“In addition to the dollar’s stability above ¥109, slight recovery of hope for (economic policy measures by) Trump” following Mnuchin’s remarks boosted the market, said Hideyuki Suzuki, head of the investment market research department at SBI Securities Co.

An official of a bank-affiliated securities firm said that investor worries about the French presidential election receded somewhat after an opinion poll showed a lead by centrist Emmanuel Macron in the race.

But an official of another securities firm said that a wait-and-see mood remained strong before the election as the surprising results of Britain’s national referendum on its departure from the European Union and the U.S. presidential election last year were still fresh in investors’ mind.

The Tokyo market’s direction is likely to change next week depending on the outcome of the French election, the official of the bank-affiliated securities firm said.

Rising issues far outnumbered falling ones 1,645 to 288 in the TSE’s first section, while 83 issues were unchanged.

Volume slightly increased to 1.862 billion shares from Thursday’s 1.841 billion shares.

Many export-oriented issued gained ground thanks to the weaker yen. They included automakers Toyota, Subaru, Nissan and Honda, industrial robot maker Fanuc, semiconductor-related Tokyo Electron and electronic parts producer Murata Manufacturing.

Financial institutions, such as mega-bank groups Mitsubishi UFJ, Sumitomo Mitsui and Mizuho and insurers Dai-ichi Life and Tokio Marine, were also buoyant.

By contrast, Fujifilm dived 4.04 percent a day after announcing the discovery of inappropriate accounting at an overseas unit.

Electronics and machinery maker Toshiba and Yaskawa Electric also met with selling.

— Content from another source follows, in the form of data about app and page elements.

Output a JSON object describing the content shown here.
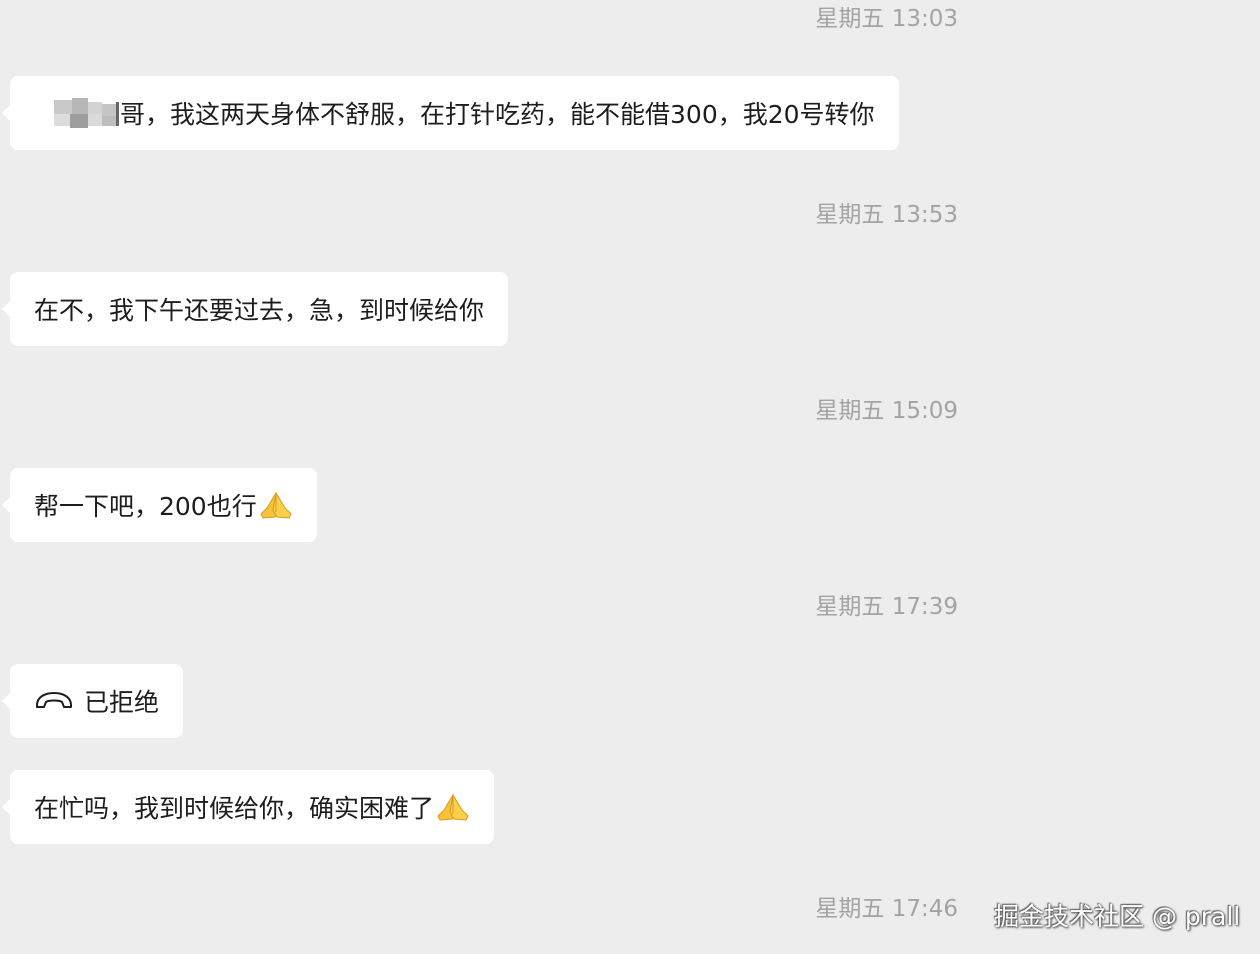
{
  "messages": [
    {
      "timestamp": "星期五 13:03",
      "text": "哥，我这两天身体不舒服，在打针吃药，能不能借300，我20号转你",
      "sender_name_blurred": true
    },
    {
      "timestamp": "星期五 13:53",
      "text": "在不，我下午还要过去，急，到时候给你"
    },
    {
      "timestamp": "星期五 15:09",
      "text": "帮一下吧，200也行",
      "emoji": "folded-hands"
    },
    {
      "timestamp": "星期五 17:39",
      "call_status": "已拒绝",
      "icon": "phone-hangup-icon"
    },
    {
      "text": "在忙吗，我到时候给你，确实困难了",
      "emoji": "folded-hands"
    },
    {
      "timestamp": "星期五 17:46"
    }
  ],
  "watermark": "掘金技术社区 @ prall",
  "colors": {
    "background": "#ededed",
    "bubble": "#ffffff",
    "timestamp": "#a3a3a3",
    "text": "#1d1d1d"
  }
}
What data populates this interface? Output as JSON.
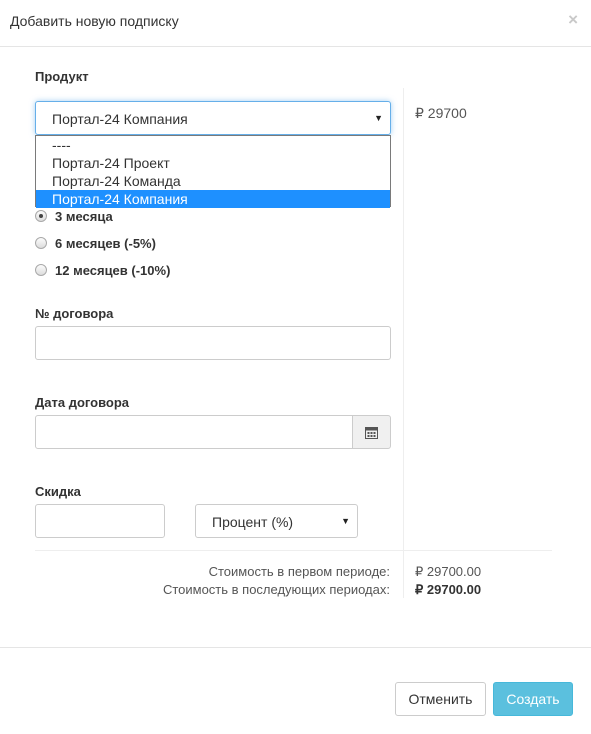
{
  "modal": {
    "title": "Добавить новую подписку",
    "close_glyph": "×"
  },
  "product": {
    "label": "Продукт",
    "selected": "Портал-24 Компания",
    "options": [
      "----",
      "Портал-24 Проект",
      "Портал-24 Команда",
      "Портал-24 Компания"
    ],
    "price": "₽ 29700"
  },
  "period": {
    "options": [
      {
        "label": "3 месяца",
        "checked": true
      },
      {
        "label": "6 месяцев (-5%)",
        "checked": false
      },
      {
        "label": "12 месяцев (-10%)",
        "checked": false
      }
    ]
  },
  "contract_number": {
    "label": "№ договора",
    "value": ""
  },
  "contract_date": {
    "label": "Дата договора",
    "value": "",
    "icon": "calendar-icon"
  },
  "discount": {
    "label": "Скидка",
    "value": "",
    "type_selected": "Процент (%)"
  },
  "costs": {
    "first_label": "Стоимость в первом периоде:",
    "first_value": "₽ 29700.00",
    "next_label": "Стоимость в последующих периодах:",
    "next_value": "₽ 29700.00"
  },
  "footer": {
    "cancel_label": "Отменить",
    "create_label": "Создать"
  },
  "colors": {
    "accent": "#5bc0de",
    "focus": "#66afe9",
    "selection": "#1e90ff"
  }
}
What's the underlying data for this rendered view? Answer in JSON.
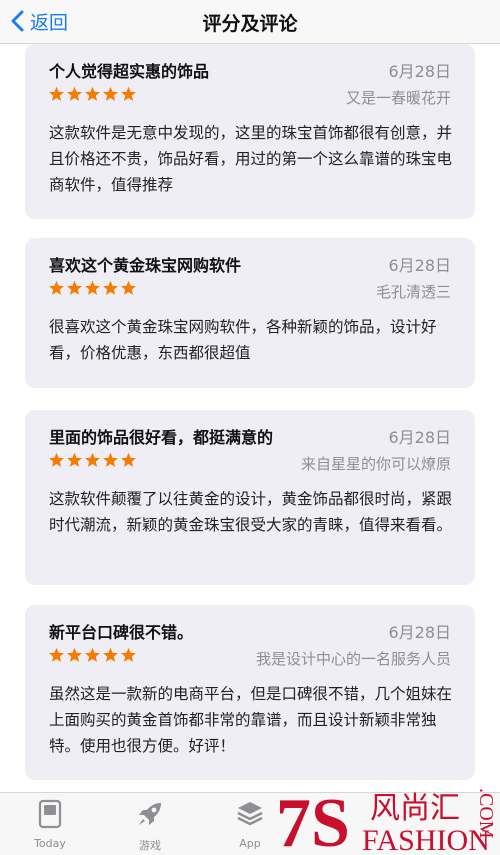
{
  "nav": {
    "back_label": "返回",
    "title": "评分及评论"
  },
  "colors": {
    "accent": "#1a7cf5",
    "star": "#f57c00",
    "card_bg": "#eeeef4",
    "muted": "#8e8e93",
    "watermark_red": "#c8102e"
  },
  "reviews": [
    {
      "title": "个人觉得超实惠的饰品",
      "date": "6月28日",
      "stars": 5,
      "author": "又是一春暖花开",
      "body": "这款软件是无意中发现的，这里的珠宝首饰都很有创意，并且价格还不贵，饰品好看，用过的第一个这么靠谱的珠宝电商软件，值得推荐"
    },
    {
      "title": "喜欢这个黄金珠宝网购软件",
      "date": "6月28日",
      "stars": 5,
      "author": "毛孔清透三",
      "body": "很喜欢这个黄金珠宝网购软件，各种新颖的饰品，设计好看，价格优惠，东西都很超值"
    },
    {
      "title": "里面的饰品很好看，都挺满意的",
      "date": "6月28日",
      "stars": 5,
      "author": "来自星星的你可以燎原",
      "body": "这款软件颠覆了以往黄金的设计，黄金饰品都很时尚，紧跟时代潮流，新颖的黄金珠宝很受大家的青睐，值得来看看。"
    },
    {
      "title": "新平台口碑很不错。",
      "date": "6月28日",
      "stars": 5,
      "author": "我是设计中心的一名服务人员",
      "body": "虽然这是一款新的电商平台，但是口碑很不错，几个姐妹在上面购买的黄金首饰都非常的靠谱，而且设计新颖非常独特。使用也很方便。好评！"
    }
  ],
  "tabs": [
    {
      "label": "Today",
      "icon": "today-icon"
    },
    {
      "label": "游戏",
      "icon": "rocket-icon"
    },
    {
      "label": "App",
      "icon": "layers-icon"
    }
  ],
  "watermark": {
    "mark": "7S",
    "cn": "风尚汇",
    "en": "FASHION",
    "domain": ".COM"
  }
}
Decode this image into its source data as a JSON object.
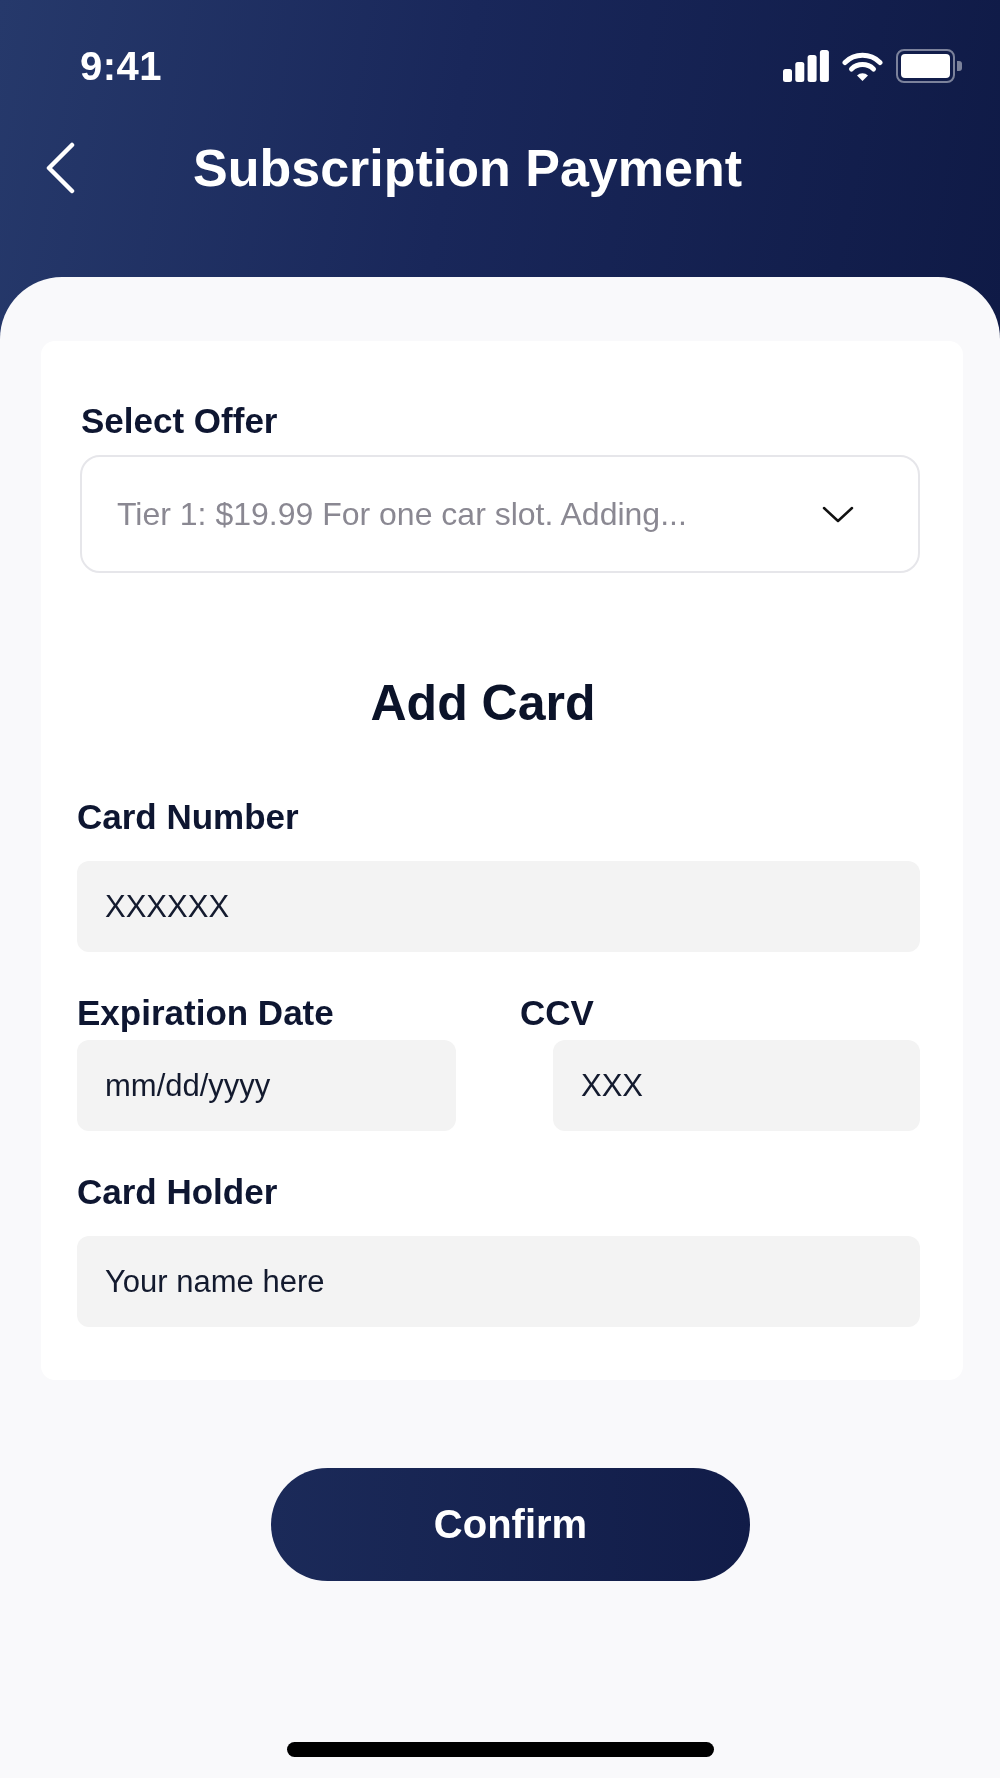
{
  "status_bar": {
    "time": "9:41"
  },
  "header": {
    "title": "Subscription Payment"
  },
  "offer": {
    "label": "Select Offer",
    "value": "Tier 1: $19.99 For one car slot. Adding..."
  },
  "card_form": {
    "heading": "Add Card",
    "rows": [
      {
        "fields": [
          {
            "label": "Card Number",
            "placeholder": "XXXXXX"
          }
        ]
      },
      {
        "fields": [
          {
            "label": "Expiration Date",
            "placeholder": "mm/dd/yyyy"
          },
          {
            "label": "CCV",
            "placeholder": "XXX"
          }
        ]
      },
      {
        "fields": [
          {
            "label": "Card Holder",
            "placeholder": "Your name here"
          }
        ]
      }
    ]
  },
  "confirm_button": {
    "label": "Confirm"
  }
}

In index futures trading on the Osaka Exchange, the key June contract on the Nikkei average finished up 180 points at 18,650.